→ **Exercise material**:
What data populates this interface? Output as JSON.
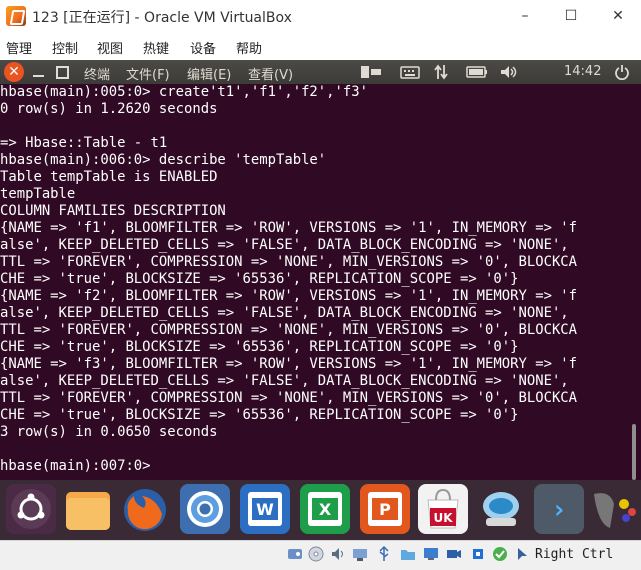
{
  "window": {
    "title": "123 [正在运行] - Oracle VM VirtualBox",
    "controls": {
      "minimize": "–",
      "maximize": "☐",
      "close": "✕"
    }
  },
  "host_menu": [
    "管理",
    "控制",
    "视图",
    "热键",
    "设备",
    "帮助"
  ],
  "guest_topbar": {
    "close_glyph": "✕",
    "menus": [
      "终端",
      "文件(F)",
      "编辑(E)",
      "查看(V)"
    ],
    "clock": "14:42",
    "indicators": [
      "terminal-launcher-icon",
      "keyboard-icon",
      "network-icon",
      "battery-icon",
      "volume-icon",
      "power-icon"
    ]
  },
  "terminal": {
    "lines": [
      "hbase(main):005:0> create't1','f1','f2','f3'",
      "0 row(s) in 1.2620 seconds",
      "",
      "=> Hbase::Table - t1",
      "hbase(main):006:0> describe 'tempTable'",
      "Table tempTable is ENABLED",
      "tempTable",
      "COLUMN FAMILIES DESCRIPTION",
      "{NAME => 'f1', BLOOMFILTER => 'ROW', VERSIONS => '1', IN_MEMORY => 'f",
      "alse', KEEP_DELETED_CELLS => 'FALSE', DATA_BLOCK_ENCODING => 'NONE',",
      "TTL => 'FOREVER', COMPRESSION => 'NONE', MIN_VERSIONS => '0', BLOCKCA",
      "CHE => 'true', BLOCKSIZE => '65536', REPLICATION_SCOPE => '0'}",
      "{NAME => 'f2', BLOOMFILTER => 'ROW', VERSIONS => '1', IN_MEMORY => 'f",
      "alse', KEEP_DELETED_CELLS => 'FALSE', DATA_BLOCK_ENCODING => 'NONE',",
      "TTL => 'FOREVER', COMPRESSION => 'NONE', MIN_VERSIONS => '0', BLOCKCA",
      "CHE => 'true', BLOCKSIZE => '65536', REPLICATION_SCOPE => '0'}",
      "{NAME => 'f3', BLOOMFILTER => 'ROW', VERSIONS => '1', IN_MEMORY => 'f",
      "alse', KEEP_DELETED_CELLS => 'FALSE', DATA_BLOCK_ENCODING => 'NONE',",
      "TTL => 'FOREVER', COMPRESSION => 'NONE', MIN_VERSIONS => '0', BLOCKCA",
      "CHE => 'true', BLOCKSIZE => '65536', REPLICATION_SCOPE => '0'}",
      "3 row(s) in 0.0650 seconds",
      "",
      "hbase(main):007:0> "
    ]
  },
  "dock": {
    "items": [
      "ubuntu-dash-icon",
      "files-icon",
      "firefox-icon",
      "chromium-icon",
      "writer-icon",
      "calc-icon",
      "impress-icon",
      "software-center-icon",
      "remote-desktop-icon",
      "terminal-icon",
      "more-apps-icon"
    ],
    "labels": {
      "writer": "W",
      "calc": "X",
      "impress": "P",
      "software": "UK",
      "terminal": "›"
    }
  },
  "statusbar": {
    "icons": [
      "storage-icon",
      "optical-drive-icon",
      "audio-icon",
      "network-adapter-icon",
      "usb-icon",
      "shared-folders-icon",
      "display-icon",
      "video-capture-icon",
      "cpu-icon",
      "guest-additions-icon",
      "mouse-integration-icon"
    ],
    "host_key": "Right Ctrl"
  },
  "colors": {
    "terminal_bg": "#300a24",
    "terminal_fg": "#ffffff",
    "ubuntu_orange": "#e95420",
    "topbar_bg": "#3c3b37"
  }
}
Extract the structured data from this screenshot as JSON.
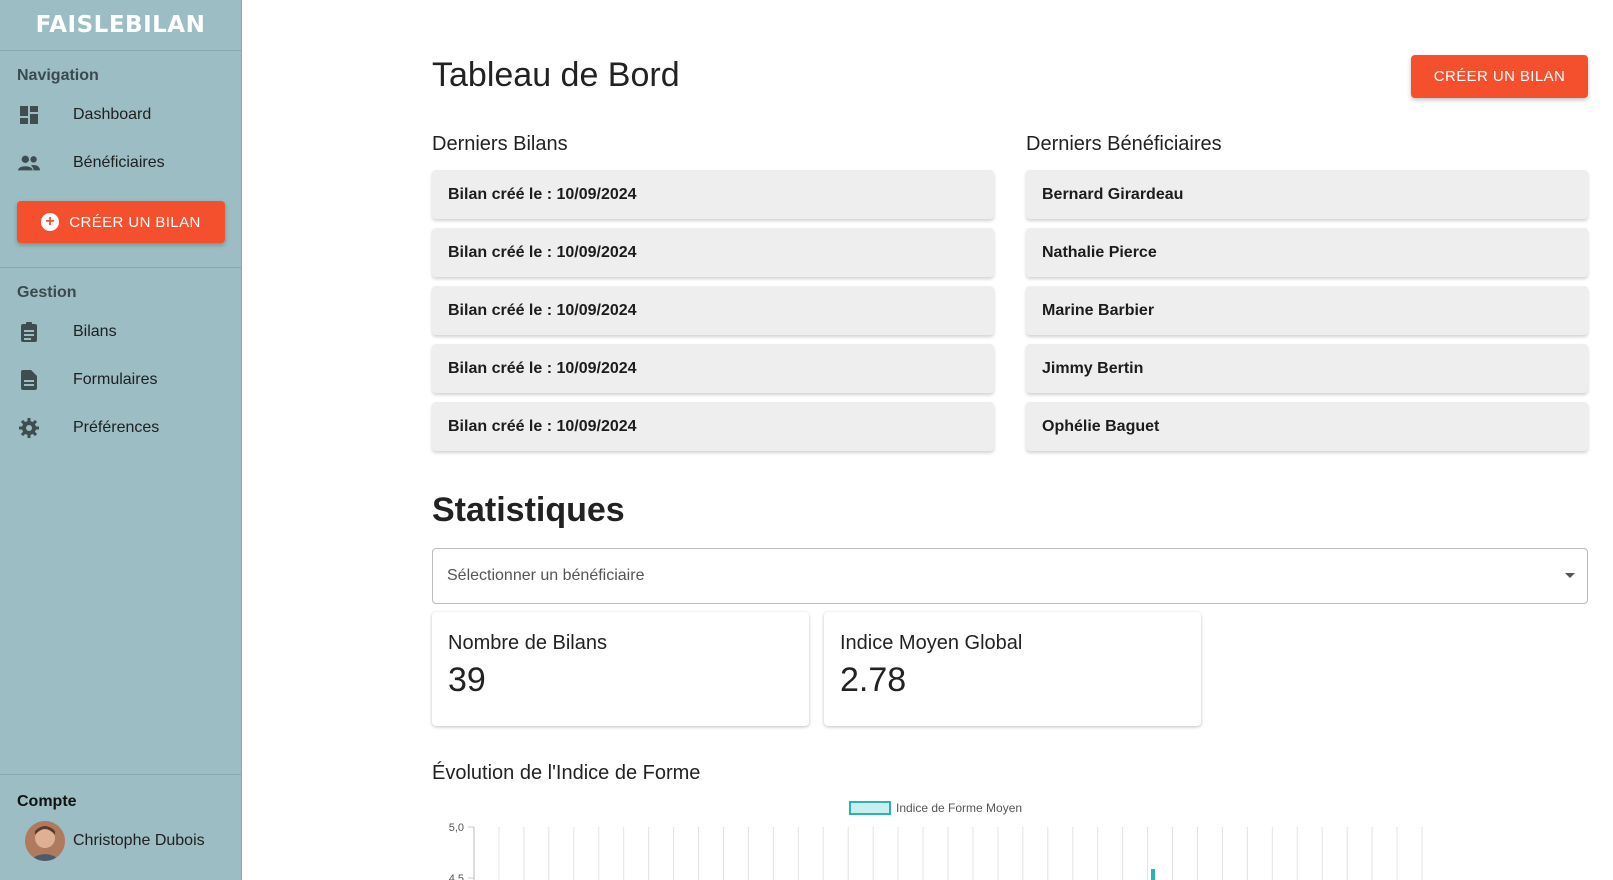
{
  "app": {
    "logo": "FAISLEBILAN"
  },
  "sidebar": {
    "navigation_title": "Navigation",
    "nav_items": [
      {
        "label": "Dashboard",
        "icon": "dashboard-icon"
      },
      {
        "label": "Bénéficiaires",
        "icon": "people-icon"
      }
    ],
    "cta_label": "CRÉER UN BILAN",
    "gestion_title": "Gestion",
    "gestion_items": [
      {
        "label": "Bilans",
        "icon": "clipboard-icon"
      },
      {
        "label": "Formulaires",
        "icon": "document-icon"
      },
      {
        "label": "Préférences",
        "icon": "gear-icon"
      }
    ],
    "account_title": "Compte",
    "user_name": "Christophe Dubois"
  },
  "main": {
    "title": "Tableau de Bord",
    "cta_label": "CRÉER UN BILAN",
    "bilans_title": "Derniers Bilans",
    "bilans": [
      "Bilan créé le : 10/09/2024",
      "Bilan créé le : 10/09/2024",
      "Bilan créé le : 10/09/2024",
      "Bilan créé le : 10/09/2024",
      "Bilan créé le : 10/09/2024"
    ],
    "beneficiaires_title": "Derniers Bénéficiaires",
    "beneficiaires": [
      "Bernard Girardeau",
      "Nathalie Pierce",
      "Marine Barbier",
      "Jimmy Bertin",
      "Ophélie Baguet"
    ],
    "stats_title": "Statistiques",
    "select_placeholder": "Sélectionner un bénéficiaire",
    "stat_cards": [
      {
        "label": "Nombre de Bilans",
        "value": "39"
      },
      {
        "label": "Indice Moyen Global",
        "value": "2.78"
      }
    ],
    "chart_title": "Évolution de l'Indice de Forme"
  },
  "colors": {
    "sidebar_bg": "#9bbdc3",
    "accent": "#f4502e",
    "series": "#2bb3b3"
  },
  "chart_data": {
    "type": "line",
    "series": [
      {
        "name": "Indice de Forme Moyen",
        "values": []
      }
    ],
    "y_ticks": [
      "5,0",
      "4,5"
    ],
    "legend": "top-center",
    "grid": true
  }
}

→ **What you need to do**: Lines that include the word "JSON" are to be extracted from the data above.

→ **Expected answer**:
What data populates this interface? Output as JSON.
Extract the structured data from this screenshot as JSON.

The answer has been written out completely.